Each of the following records is to be printed verbatim.

============================================================

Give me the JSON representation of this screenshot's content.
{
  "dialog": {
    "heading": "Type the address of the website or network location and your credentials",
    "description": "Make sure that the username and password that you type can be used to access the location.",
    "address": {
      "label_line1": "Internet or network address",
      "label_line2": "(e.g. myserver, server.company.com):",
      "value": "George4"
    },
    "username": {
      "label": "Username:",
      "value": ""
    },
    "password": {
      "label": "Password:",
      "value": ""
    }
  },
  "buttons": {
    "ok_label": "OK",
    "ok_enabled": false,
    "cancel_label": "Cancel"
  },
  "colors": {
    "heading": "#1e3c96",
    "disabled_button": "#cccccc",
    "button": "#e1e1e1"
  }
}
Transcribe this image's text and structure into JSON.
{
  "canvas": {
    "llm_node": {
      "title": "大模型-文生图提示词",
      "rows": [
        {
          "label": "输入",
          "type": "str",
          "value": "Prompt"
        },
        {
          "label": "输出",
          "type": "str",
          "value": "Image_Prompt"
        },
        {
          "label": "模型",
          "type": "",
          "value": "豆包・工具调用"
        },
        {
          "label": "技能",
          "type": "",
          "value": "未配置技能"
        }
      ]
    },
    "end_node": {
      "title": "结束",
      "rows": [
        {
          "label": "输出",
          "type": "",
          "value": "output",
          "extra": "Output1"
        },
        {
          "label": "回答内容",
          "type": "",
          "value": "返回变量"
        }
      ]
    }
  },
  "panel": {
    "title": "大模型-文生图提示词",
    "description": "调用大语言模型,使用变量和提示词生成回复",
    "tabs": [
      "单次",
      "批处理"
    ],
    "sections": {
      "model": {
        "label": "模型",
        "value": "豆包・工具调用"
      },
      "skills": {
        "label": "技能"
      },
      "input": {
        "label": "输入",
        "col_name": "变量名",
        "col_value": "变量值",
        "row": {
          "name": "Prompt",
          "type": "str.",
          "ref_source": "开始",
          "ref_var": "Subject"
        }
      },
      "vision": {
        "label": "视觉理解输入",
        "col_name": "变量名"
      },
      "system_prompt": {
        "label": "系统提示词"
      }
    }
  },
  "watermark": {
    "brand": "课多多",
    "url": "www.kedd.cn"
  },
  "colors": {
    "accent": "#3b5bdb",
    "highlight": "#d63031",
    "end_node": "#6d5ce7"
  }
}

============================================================

**RESPONSE:**
Give me the JSON representation of this screenshot's content.
{
  "dialog": {
    "heading": "Type the address of the website or network location and your credentials",
    "description": "Make sure that the username and password that you type can be used to access the location.",
    "address": {
      "label_line1": "Internet or network address",
      "label_line2": "(e.g. myserver, server.company.com):",
      "value": "George4"
    },
    "username": {
      "label": "Username:",
      "value": ""
    },
    "password": {
      "label": "Password:",
      "value": ""
    }
  },
  "buttons": {
    "ok_label": "OK",
    "ok_enabled": false,
    "cancel_label": "Cancel"
  },
  "colors": {
    "heading": "#1e3c96",
    "disabled_button": "#cccccc",
    "button": "#e1e1e1"
  }
}
Transcribe this image's text and structure into JSON.
{
  "canvas": {
    "llm_node": {
      "title": "大模型-文生图提示词",
      "rows": [
        {
          "label": "输入",
          "type": "str",
          "value": "Prompt"
        },
        {
          "label": "输出",
          "type": "str",
          "value": "Image_Prompt"
        },
        {
          "label": "模型",
          "type": "",
          "value": "豆包・工具调用"
        },
        {
          "label": "技能",
          "type": "",
          "value": "未配置技能"
        }
      ]
    },
    "end_node": {
      "title": "结束",
      "rows": [
        {
          "label": "输出",
          "type": "",
          "value": "output",
          "extra": "Output1"
        },
        {
          "label": "回答内容",
          "type": "",
          "value": "返回变量"
        }
      ]
    }
  },
  "panel": {
    "title": "大模型-文生图提示词",
    "description": "调用大语言模型,使用变量和提示词生成回复",
    "tabs": [
      "单次",
      "批处理"
    ],
    "sections": {
      "model": {
        "label": "模型",
        "value": "豆包・工具调用"
      },
      "skills": {
        "label": "技能"
      },
      "input": {
        "label": "输入",
        "col_name": "变量名",
        "col_value": "变量值",
        "row": {
          "name": "Prompt",
          "type": "str.",
          "ref_source": "开始",
          "ref_var": "Subject"
        }
      },
      "vision": {
        "label": "视觉理解输入",
        "col_name": "变量名"
      },
      "system_prompt": {
        "label": "系统提示词"
      }
    }
  },
  "watermark": {
    "brand": "课多多",
    "url": "www.kedd.cn"
  },
  "colors": {
    "accent": "#3b5bdb",
    "highlight": "#d63031",
    "end_node": "#6d5ce7"
  }
}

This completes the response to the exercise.